- [Work required]: Using the entries below, say how many of the lines carry "events". Write the number alone.

- [Information shown]:
---*---
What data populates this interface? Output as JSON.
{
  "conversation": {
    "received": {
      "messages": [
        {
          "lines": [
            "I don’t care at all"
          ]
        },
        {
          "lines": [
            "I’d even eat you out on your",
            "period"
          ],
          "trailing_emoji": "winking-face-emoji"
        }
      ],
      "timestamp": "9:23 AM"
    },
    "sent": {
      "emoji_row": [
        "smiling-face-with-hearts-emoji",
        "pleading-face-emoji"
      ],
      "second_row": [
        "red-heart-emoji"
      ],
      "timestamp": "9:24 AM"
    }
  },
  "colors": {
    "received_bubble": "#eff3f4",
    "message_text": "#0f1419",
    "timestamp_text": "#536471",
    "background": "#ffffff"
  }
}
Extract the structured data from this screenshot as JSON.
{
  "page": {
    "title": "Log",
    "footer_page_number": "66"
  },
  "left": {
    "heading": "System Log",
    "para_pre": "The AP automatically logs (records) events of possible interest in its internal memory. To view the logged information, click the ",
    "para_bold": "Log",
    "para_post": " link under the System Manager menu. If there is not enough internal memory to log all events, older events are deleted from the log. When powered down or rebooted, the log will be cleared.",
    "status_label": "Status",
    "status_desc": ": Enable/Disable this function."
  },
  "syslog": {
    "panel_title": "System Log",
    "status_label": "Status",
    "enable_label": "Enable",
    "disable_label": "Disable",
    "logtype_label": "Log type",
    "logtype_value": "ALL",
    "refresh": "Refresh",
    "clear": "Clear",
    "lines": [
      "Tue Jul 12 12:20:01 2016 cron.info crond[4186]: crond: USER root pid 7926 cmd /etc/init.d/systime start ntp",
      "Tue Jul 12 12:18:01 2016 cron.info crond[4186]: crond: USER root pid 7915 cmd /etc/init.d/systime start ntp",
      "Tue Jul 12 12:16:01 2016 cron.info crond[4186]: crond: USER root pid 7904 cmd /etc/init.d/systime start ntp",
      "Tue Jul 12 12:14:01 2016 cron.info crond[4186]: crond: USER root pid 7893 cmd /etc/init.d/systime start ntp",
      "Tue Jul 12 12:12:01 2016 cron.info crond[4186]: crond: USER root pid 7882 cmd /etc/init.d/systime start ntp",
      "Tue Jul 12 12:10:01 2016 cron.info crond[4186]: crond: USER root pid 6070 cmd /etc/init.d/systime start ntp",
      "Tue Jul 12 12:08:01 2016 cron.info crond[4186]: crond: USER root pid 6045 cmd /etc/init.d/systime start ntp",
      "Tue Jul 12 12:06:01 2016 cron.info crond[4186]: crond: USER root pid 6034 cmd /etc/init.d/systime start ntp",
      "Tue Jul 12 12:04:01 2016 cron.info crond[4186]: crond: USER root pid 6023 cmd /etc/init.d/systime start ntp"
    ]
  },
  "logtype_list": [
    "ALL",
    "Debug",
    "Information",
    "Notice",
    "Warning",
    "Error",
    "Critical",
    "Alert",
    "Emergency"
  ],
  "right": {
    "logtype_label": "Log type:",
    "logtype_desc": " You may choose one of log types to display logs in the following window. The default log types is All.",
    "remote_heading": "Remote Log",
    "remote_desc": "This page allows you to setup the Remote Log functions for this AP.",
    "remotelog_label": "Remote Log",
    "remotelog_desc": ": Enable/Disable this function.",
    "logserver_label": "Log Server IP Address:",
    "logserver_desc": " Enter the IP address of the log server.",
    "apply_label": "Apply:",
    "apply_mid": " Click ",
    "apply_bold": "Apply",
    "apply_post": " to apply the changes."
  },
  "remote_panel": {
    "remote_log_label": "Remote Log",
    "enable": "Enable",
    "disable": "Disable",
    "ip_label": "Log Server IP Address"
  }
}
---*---
- [Result below]: 2